Shankar Mahadevan very strongly believes in the role played by families towards fostering musical intelligence in children. In an interview with Rekha Shah, he says, “Today, the best thing one can gift a talented family member, relative or friend is an opportunity to learn music. And since my music academy is online, it has the potential to really grow and take our music across borders and boundaries.”
Using Music as an agent for better bonding with your child
Forging an emotional connection with your child early on is critical to setting the foundation for a healthy relationship. With time being a premium, fathers have to work a little bit extra to make sure that they set some “we time” with their children. Traditionally, mothers get to spend more time with their children and the father’s role is restricted to involving the children in sports that too once they have crossed the age of 8. Music is one activity that the fathers can engage in with their children right from the time they are a few months old.

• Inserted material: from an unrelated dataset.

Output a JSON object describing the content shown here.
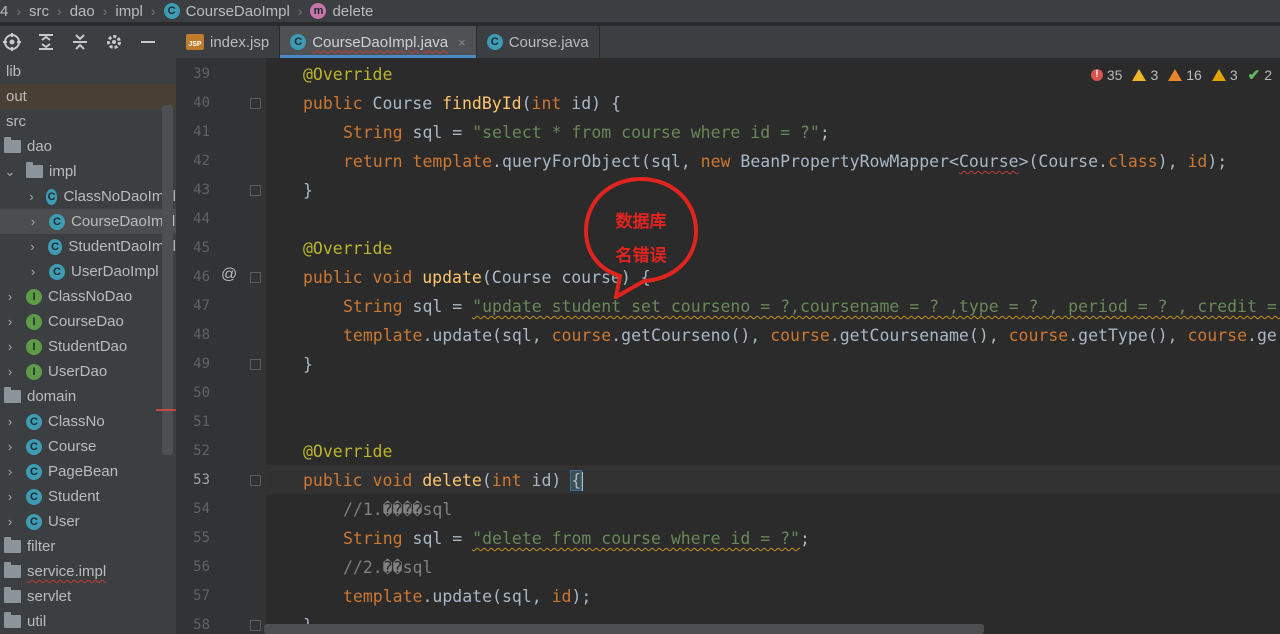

Taarant, in his 2002 study explores how music contributes to the development of collective identities. Music can be a fantastic tool in forging a great relationship with your children and spending quality time as a family. Here are a few ideas on how to “bond with music”:
Put together a list of “your songs”: Sing these songs together, Dance and even use them as background music while you are playing a board game together. You can start with a couple of songs and teach your toddler to sway to the rhythm of these songs.
Make music listening a daily ritual: Spend at least 5 minutes alone with your child before you put her to bed, singing and listening to music. A lot of research over many decades have time and again proven that the use of music as a family ritual contributes to strong emotional bonds.
Use music in developing a structure to your child’s day: Even if you are not present physically during the day with your child, identify a few songs for various parts of the day. Familiar songs can be a source of comfort and reassurance. Also fond memories associated with the time you spent while listening to the songs can calm your child.
Create your own song: Music is a wonderful tool for self-expression as well as creativity. Fathers can create their own special song for their child and sing it to them. You can also compose a song that is totally yours with your child.
The bottom line
In summary, the family holds a large responsibility towards the development of music intelligence and future musical understanding. Immediate family members including parents, and grandparents, in addition to caregivers and teachers can do a great deal to provide the necessary stimulation through musical experiences to nurture the young child's music abilities.